“Thank you all for coming today,” the detective announced, tapping the ashes off the tip of his cigarette. “Now, we find ourselves in a rather unfortunate situation. All the suspects assembled here had considerable motive, means, and opportunity. You all claim to have been asleep in your beds at the time of the murder, and upon arising the next day and noting the victim’s absence from breakfast, you discovered the door of his room tightly locked from the inside. Finding the spare key missing, the door was removed from its hinges to reveal our victim, dead in his bed, strangled with a necktie.”
The detective held a loft a necktie for all to see before tossing it back onto a side table and pacing impatiently.
“Let us begin with motive which brings us to…you!” He spun to face a woman sitting with her hands in her lap, her feet daintily tucked under her chair. “The wife of the victim! You were infuriated by his philandering!”
A portly man in a suit jumped to his feet.
“Now hold on! What are you on about, man?!”
The detective took a long draw on his cigarette before answering.
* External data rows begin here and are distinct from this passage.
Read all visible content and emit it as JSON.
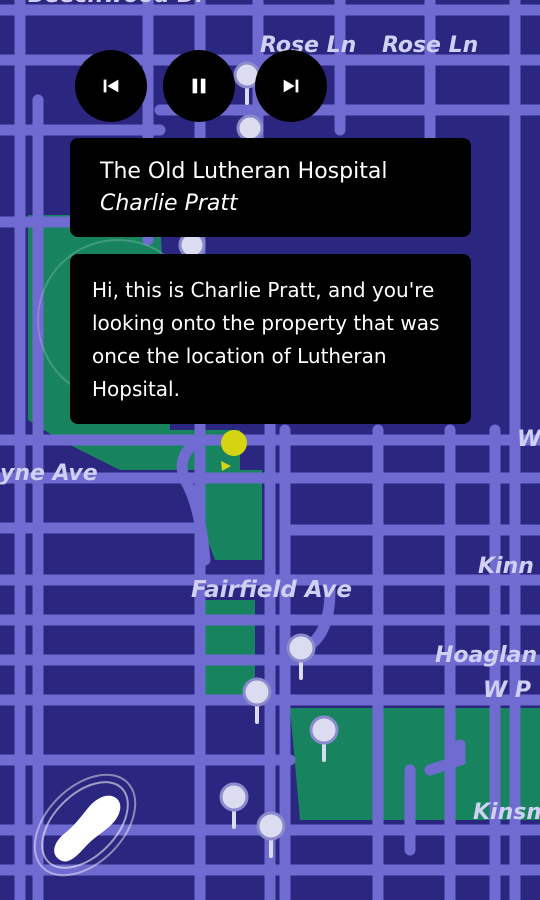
{
  "map": {
    "street_labels": {
      "beechwood": "Beechwood Dr",
      "rose_ln_1": "Rose Ln",
      "rose_ln_2": "Rose Ln",
      "wayne_ave": "yne Ave",
      "fairfield_ave": "Fairfield Ave",
      "kinn": "Kinn",
      "hoaglan": "Hoaglan",
      "w_p": "W P",
      "kinsm": "Kinsm",
      "w_edge": "W"
    },
    "colors": {
      "background": "#2b2780",
      "street": "#6f6bd0",
      "park": "#18845f",
      "label": "#cfd0f3",
      "pin": "#dcdcf0",
      "location_dot": "#d4d413"
    }
  },
  "player": {
    "icons": [
      "skip-previous-icon",
      "pause-icon",
      "skip-next-icon"
    ]
  },
  "stop": {
    "title": "The Old Lutheran Hospital",
    "narrator": "Charlie Pratt"
  },
  "transcript": {
    "text": "Hi, this is Charlie Pratt, and you're looking onto the property that was once the location of Lutheran Hopsital."
  },
  "walk_button": {
    "icon": "footprint-icon"
  }
}
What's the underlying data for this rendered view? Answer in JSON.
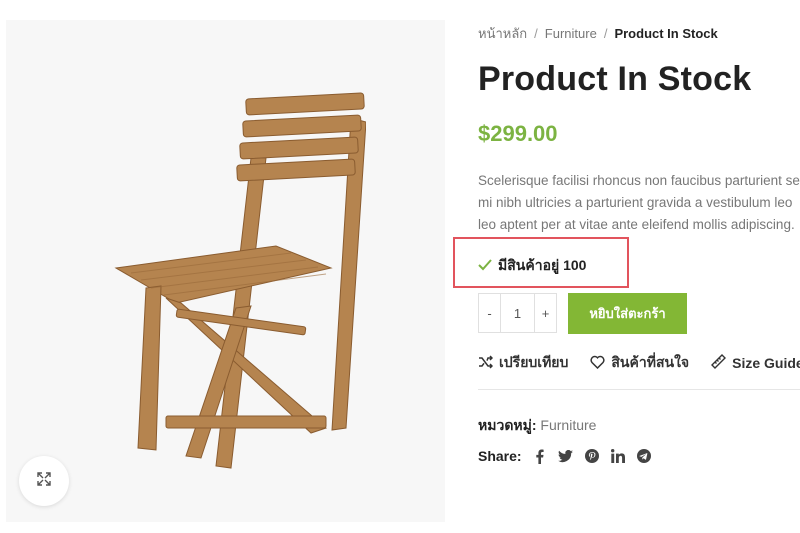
{
  "breadcrumb": {
    "home": "หน้าหลัก",
    "category": "Furniture",
    "current": "Product In Stock"
  },
  "product": {
    "title": "Product In Stock",
    "price": "$299.00",
    "description_lines": [
      "Scelerisque facilisi rhoncus non faucibus parturient se",
      "mi nibh ultricies a parturient gravida a vestibulum leo",
      "leo aptent per at vitae ante eleifend mollis adipiscing."
    ],
    "stock": "มีสินค้าอยู่ 100"
  },
  "quantity": {
    "minus": "-",
    "value": "1",
    "plus": "+"
  },
  "add_to_cart": "หยิบใส่ตะกร้า",
  "actions": {
    "compare": "เปรียบเทียบ",
    "wishlist": "สินค้าที่สนใจ",
    "size_guide": "Size Guide"
  },
  "meta": {
    "category_label": "หมวดหมู่:",
    "category_value": "Furniture",
    "share_label": "Share:"
  },
  "icons": {
    "zoom": "expand-icon",
    "check": "check-icon",
    "compare": "shuffle-icon",
    "wishlist": "heart-icon",
    "size_guide": "ruler-icon",
    "share": [
      "facebook-icon",
      "twitter-icon",
      "pinterest-icon",
      "linkedin-icon",
      "telegram-icon"
    ]
  },
  "colors": {
    "price": "#7cb342",
    "cart_button": "#83b735",
    "highlight_border": "#e2545d"
  }
}
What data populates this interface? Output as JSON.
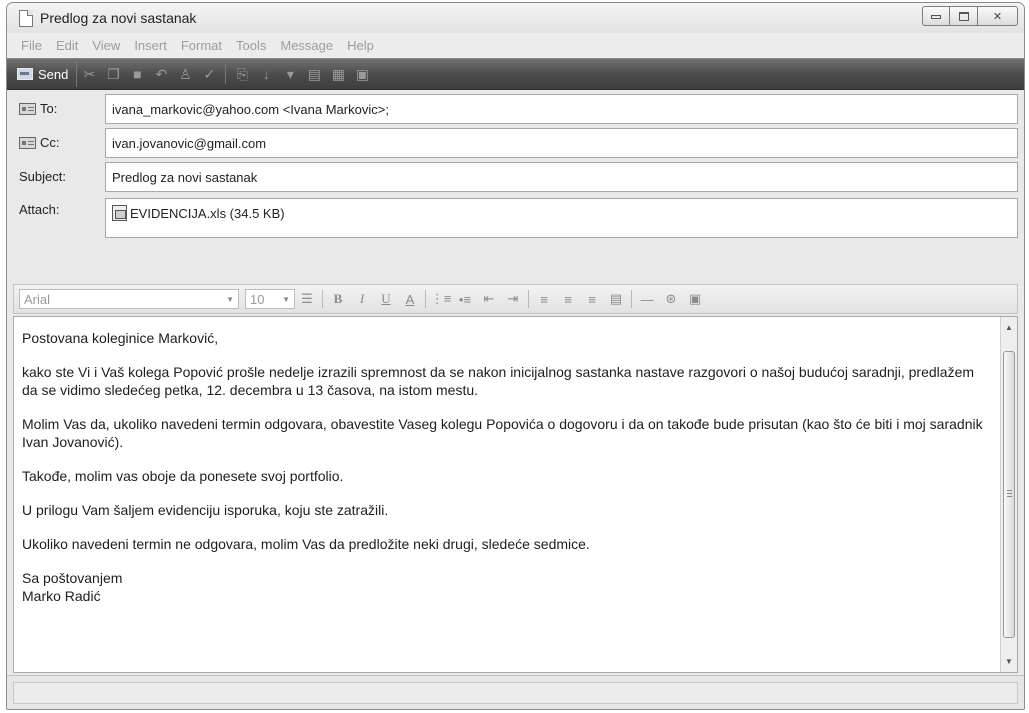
{
  "window": {
    "title": "Predlog za novi sastanak"
  },
  "menu": [
    "File",
    "Edit",
    "View",
    "Insert",
    "Format",
    "Tools",
    "Message",
    "Help"
  ],
  "toolbar": {
    "send_label": "Send",
    "icons": [
      "cut-icon",
      "copy-icon",
      "paste-icon",
      "undo-icon",
      "check-names-icon",
      "spelling-icon",
      "attach-icon",
      "priority-icon",
      "dropdown-icon",
      "sign-icon",
      "encrypt-icon",
      "offline-icon"
    ]
  },
  "headers": {
    "to_label": "To:",
    "to_value": "ivana_markovic@yahoo.com <Ivana Markovic>;",
    "cc_label": "Cc:",
    "cc_value": "ivan.jovanovic@gmail.com",
    "subject_label": "Subject:",
    "subject_value": "Predlog za novi sastanak",
    "attach_label": "Attach:",
    "attachment": "EVIDENCIJA.xls (34.5 KB)"
  },
  "format_bar": {
    "font": "Arial",
    "size": "10"
  },
  "message": {
    "greeting": "Postovana koleginice Marković,",
    "p1": "kako ste Vi i Vaš kolega Popović prošle nedelje izrazili spremnost da se nakon inicijalnog sastanka nastave razgovori o našoj budućoj saradnji, predlažem da se vidimo sledećeg petka, 12. decembra u 13 časova, na istom mestu.",
    "p2": "Molim Vas da, ukoliko navedeni termin odgovara, obavestite Vaseg kolegu Popovića o dogovoru i da on takođe bude prisutan (kao što će biti i moj saradnik Ivan Jovanović).",
    "p3": "Takođe, molim vas oboje da ponesete svoj portfolio.",
    "p4": "U prilogu Vam šaljem evidenciju isporuka, koju ste zatražili.",
    "p5": "Ukoliko navedeni termin ne odgovara, molim Vas da predložite neki drugi, sledeće sedmice.",
    "closing": "Sa poštovanjem",
    "signature": "Marko Radić"
  }
}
“When we met, you said he was loved by all. A master of –“
“Philanthropy!” the portly man cut in.
“Exactly. Now if you will kindly sit down, and let me finish…”
The portly man lowered himself onto the sofa, extracting a kerchief from his pocket and dabbing at his brow. The detective flicked his cigarette into the fireplace and rolled on the balls of his feet, hands clasped behind his back.
“As we continue our exploration of motive, we must consider…you!” He pointed to a young boy sitting in a high-backed chair. “You are in fact…not his son! Learning this fact, the victim would have been outraged and promptly disinherited you. An outcome you could not allow!”
“He’s adopted!” a cry rang up from around the room.
“Bloody hell!” the portly man exclaimed. “What kind of detective are you?!”
“Please hold your questions until the end,” the detective demanded. “The locked door and the missing key were a puzzle. However, once we ascertained the point of entry as the trellis by the window and not the locked door, our selection of suspects grows to include all in this room.”
“Certainly not the butler,” the wife cut in.
“Aye,” the son agreed. “He’s got a bum leg.”
“Ha!” the detective crowed. “The perfect cover! It seems incredible, and yet surely the trellis would be no match for a man who spent his entire life in… the circus!”
The portly man waved his handkerchief angrily.
“What are you on about, man?! He worked in service not the circus!”
The detective turned unconcerned to the portly man and examined him thoughtfully. “As the victim’s business partner, you gained considerably from his death. Not to mention you, sir, are the only one whose boots were not stained by mud from the torrential rain on the previous day. The same mud tracked into the victim’s room from the window!”
“Because I didn’t go outside!” the portly man argued.
“Or because you are a veritable genius who knew that muddy boots would point to you and so cleaned them thoroughly.”
“Why…why would I do that when everyone else’s were dirty?” the portly man stammered.
“Why indeed? After careful consideration of all the facts, we can only come to one conclusion. A plan hatched by a most devious mastermind. The murderer is in fact…me!”
A gasp of shock rose from the room followed by spatters of exclamation.
“He’s gone completely barmy.”
“Why?!” the wife wailed, sobbing into her hanky.
“While everyone in this room had the motive or means, only one was disgruntled enough to climb that trellis in the middle of the night to do the evil deed, only one who lacked the knowledge of the spare key hidden in the hall clock. Once we have eliminated all possible options, it is the only logical conclusion left to make! Also…that’s my necktie.”
So there you have it. I love a good murder mystery, and part of me always wants the detective to yell “I dun it!” when it comes time for the big reveal. That would be the twist no one expected. Speaking of things no one expects (in this case the Spanish Inquisition), I couldn’t get Monty Python’s Agatha Christie sketch out of my head while I was writing this.
Thanks for reading. More soon!